I thought I'd address the other side of it, as a stay-at-home-mom who would, at this moment if anyone asked me, report a rather low worry/sadness/stress/anger/depression level, but on the other hand, really hated working a full time job when I had one and no kids.
My two kids (3 and 4) wake me up somewhere between 5 and 7am every day, and, just so you know, I would much rather be woken up by raspberries being blow into my hair than an alarm clock beep-beep-beeping at me.
The kids potty, and then watch cartoons for an hour or so while I set up my french press and drink the whole thing while I try to wake up. We finally get cleaned up and breakfasted, and, if the weather's nice, head to the park/playground, where we stay until lunch time. Yup, that's three hours where the kids play in the warm sun, and I sit on a park bench and, while I keep half an eye on them at all times, I sip coffee and read.
We come home, eat lunch, and they go down for "nap time," though only one of them actually sleeps. This is when I get stuff done, I clean whatever needs to be cleaned, I pay my bills, I write a random blog article, look up Ryan Gosling memes...you get the idea.
After nap time, we play Candyland until my three-year-old starts screaming that she wants to be on the ice cream square NOW, and then we color or play with lego or something like that. We discuss ABCs and 123s and talk about Life, the Universe, and Everything. Eventually, they go play by themselves, and I make dinner...if they are all up in my business, I turn on a cartoon to distract them. No guilt here, I'd rather they watch an extra hour of tv than burn themselves trying to trip me while I cook.
Family dinnertime when hubs gets home, and then I clean up while hubs plays Donkey Kong or Mario with the kids, and then we take turns going for a walk/jog/run.

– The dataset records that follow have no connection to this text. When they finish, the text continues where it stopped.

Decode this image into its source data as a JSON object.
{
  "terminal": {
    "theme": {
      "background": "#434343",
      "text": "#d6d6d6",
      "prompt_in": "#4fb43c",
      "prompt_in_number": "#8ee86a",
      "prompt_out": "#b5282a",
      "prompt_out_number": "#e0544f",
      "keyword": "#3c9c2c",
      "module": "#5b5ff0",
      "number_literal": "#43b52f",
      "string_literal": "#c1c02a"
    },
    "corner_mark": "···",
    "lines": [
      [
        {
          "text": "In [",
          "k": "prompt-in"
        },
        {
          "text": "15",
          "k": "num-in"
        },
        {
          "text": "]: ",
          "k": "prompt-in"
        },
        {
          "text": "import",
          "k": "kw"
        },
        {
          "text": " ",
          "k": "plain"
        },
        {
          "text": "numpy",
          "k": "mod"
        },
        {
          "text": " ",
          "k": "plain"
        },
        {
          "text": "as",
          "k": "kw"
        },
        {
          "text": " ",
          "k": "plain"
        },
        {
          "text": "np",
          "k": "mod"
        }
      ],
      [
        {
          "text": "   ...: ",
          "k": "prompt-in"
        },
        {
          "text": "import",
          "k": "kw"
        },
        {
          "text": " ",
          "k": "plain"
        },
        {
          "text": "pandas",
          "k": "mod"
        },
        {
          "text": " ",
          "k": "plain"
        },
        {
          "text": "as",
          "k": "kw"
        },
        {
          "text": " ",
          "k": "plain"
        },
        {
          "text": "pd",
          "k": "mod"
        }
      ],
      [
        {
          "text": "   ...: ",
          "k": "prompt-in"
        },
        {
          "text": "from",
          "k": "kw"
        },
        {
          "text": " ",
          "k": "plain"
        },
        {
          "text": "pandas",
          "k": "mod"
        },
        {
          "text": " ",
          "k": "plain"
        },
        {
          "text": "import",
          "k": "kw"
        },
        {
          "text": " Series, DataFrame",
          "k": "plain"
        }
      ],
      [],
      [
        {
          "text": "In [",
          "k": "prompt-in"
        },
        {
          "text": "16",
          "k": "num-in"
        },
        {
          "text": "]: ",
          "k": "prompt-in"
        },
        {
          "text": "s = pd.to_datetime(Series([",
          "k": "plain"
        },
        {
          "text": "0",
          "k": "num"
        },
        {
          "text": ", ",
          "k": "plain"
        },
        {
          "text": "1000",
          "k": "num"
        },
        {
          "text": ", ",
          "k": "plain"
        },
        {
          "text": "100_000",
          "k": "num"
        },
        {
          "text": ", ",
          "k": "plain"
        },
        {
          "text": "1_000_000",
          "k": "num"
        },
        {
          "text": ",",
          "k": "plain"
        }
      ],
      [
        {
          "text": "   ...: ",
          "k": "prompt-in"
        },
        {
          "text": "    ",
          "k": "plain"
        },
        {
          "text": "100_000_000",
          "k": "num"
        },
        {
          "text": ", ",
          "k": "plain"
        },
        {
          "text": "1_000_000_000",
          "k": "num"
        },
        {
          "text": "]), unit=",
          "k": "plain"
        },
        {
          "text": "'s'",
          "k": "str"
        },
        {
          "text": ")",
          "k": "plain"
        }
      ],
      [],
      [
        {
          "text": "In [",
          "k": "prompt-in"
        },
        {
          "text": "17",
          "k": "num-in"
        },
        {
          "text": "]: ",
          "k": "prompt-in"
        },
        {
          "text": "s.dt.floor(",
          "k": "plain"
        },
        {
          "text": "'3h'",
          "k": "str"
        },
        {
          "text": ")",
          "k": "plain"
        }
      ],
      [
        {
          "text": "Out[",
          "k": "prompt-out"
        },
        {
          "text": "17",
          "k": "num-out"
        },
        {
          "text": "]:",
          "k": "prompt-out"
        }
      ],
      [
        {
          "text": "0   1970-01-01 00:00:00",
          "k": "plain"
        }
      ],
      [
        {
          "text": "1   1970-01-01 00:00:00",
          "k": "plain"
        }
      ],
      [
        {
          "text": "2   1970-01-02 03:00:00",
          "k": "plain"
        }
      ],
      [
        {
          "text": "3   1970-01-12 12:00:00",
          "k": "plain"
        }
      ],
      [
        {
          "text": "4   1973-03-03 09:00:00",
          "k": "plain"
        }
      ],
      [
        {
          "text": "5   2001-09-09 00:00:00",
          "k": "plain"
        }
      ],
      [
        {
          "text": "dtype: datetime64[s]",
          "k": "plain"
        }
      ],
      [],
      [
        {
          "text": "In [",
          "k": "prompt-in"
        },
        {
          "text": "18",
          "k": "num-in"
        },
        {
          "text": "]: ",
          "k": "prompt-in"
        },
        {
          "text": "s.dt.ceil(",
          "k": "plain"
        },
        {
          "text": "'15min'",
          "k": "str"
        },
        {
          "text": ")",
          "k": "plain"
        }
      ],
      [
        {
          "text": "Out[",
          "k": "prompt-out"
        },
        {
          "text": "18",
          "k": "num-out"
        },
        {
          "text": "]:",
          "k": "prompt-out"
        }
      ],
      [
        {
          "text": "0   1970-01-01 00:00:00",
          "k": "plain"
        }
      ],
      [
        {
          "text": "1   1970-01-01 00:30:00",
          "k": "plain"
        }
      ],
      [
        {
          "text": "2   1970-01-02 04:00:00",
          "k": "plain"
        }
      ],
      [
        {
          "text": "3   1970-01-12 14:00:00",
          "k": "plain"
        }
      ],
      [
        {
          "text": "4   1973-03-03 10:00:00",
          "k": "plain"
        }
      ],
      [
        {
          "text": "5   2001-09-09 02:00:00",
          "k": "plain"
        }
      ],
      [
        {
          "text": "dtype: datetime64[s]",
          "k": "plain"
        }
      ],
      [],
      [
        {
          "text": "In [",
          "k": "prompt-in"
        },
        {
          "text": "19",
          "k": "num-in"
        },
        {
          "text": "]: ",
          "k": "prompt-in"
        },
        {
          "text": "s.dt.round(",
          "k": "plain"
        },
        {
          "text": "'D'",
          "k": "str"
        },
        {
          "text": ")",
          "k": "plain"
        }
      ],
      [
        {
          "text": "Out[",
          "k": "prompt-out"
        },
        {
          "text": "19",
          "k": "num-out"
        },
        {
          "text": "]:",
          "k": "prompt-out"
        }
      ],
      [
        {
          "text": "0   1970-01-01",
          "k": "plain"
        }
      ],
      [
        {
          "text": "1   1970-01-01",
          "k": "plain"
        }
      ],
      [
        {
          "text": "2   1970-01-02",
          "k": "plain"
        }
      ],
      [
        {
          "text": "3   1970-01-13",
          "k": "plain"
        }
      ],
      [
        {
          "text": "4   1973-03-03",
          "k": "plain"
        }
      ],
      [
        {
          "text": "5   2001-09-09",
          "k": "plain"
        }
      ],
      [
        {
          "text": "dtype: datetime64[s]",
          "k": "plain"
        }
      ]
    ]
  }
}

Now, I don't know what it's like being a working mom, but I did work full time before I was a mom. My day consisted of alarm clocks, bad coffee at work, uncomfortable chairs, harsh florescent lighting, irritated customers, ineffectual managers, and take out for dinner. We had a perpetually messy house, and no energy to do anything.
I was worried about money, even though we had two incomes neither were very good, and I didn't have time/energy to work on a budget or even learn how to do a budget, plus we ate out so often since we didn't know how to cook and both of us came home starving.
I was sad, my whole life revolved around spending most of my waking hours in a place I disliked with people who I didn't care for and didn't care for me, for the most part.
I was stressed, yes. I was angry occasionally. I probably wasn't depressed, but I don't lean in that direction naturally.
What I took away from this poll is that there women who are staying at home with their kids when they obviously need something else, just as there are women who are working who would rather be with their kids. Being a working mom isn't for everyone. Being a stay-at-home-mom isn't for everyone. It does work for me, though.
Disclaimer: I am mostly in the "of course being a stay-at-home-mom is hard, but does that make it not worth doing?" camp, but I also think if you're miserable, do something else. "Do something else" doesn't necessarily mean send the kids to daycare and get a job, though; I think most of our mom stress comes not from what we are doing, but the preoccupation that we are doing it wrong. If you file a piece of paper wrong at work, who gets hurt? but if your kid eats too much gluten, doesn't get visually stimulated by a Sophie Giraffe, watches too many episodes of Yo Gabba Gabba, and then knocks over a 7-11 on your watch, that's all on you. That's stress, my friend.